[Supplied data]

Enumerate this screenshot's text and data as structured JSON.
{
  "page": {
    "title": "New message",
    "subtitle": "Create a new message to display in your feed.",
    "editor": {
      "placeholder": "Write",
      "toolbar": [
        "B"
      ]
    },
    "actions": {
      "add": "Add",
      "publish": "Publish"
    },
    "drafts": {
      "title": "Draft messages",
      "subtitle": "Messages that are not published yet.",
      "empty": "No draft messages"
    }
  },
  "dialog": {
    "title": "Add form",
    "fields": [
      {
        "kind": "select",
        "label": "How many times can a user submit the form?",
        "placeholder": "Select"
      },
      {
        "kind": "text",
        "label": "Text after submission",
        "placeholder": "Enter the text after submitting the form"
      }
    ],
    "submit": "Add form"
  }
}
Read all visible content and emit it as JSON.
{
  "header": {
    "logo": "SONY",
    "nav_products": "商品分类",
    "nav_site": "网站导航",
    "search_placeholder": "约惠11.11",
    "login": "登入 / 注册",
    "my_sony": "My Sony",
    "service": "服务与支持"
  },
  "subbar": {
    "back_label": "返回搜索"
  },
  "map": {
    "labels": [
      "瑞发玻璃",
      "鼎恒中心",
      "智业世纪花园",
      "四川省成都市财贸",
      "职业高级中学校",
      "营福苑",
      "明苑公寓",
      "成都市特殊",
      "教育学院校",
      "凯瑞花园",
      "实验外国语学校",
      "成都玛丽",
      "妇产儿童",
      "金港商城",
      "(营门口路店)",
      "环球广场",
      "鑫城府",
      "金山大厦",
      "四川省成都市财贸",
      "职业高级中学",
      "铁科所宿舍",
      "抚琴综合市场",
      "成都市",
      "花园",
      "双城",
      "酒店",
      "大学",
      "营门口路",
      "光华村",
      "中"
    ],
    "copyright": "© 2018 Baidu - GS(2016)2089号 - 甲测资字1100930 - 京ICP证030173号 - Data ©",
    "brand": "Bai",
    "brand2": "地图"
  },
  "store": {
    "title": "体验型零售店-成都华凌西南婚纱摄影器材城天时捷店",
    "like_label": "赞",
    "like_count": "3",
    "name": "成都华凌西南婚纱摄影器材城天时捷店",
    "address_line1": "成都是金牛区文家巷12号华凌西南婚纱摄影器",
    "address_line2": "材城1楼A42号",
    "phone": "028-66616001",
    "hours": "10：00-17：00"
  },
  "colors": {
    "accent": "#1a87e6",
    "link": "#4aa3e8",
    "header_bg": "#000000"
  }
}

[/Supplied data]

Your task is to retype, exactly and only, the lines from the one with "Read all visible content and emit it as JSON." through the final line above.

### Task solution
Read all visible content and emit it as JSON.
{
  "header": {
    "logo": "SONY",
    "nav_products": "商品分类",
    "nav_site": "网站导航",
    "search_placeholder": "约惠11.11",
    "login": "登入 / 注册",
    "my_sony": "My Sony",
    "service": "服务与支持"
  },
  "subbar": {
    "back_label": "返回搜索"
  },
  "map": {
    "labels": [
      "瑞发玻璃",
      "鼎恒中心",
      "智业世纪花园",
      "四川省成都市财贸",
      "职业高级中学校",
      "营福苑",
      "明苑公寓",
      "成都市特殊",
      "教育学院校",
      "凯瑞花园",
      "实验外国语学校",
      "成都玛丽",
      "妇产儿童",
      "金港商城",
      "(营门口路店)",
      "环球广场",
      "鑫城府",
      "金山大厦",
      "四川省成都市财贸",
      "职业高级中学",
      "铁科所宿舍",
      "抚琴综合市场",
      "成都市",
      "花园",
      "双城",
      "酒店",
      "大学",
      "营门口路",
      "光华村",
      "中"
    ],
    "copyright": "© 2018 Baidu - GS(2016)2089号 - 甲测资字1100930 - 京ICP证030173号 - Data ©",
    "brand": "Bai",
    "brand2": "地图"
  },
  "store": {
    "title": "体验型零售店-成都华凌西南婚纱摄影器材城天时捷店",
    "like_label": "赞",
    "like_count": "3",
    "name": "成都华凌西南婚纱摄影器材城天时捷店",
    "address_line1": "成都是金牛区文家巷12号华凌西南婚纱摄影器",
    "address_line2": "材城1楼A42号",
    "phone": "028-66616001",
    "hours": "10：00-17：00"
  },
  "colors": {
    "accent": "#1a87e6",
    "link": "#4aa3e8",
    "header_bg": "#000000"
  }
}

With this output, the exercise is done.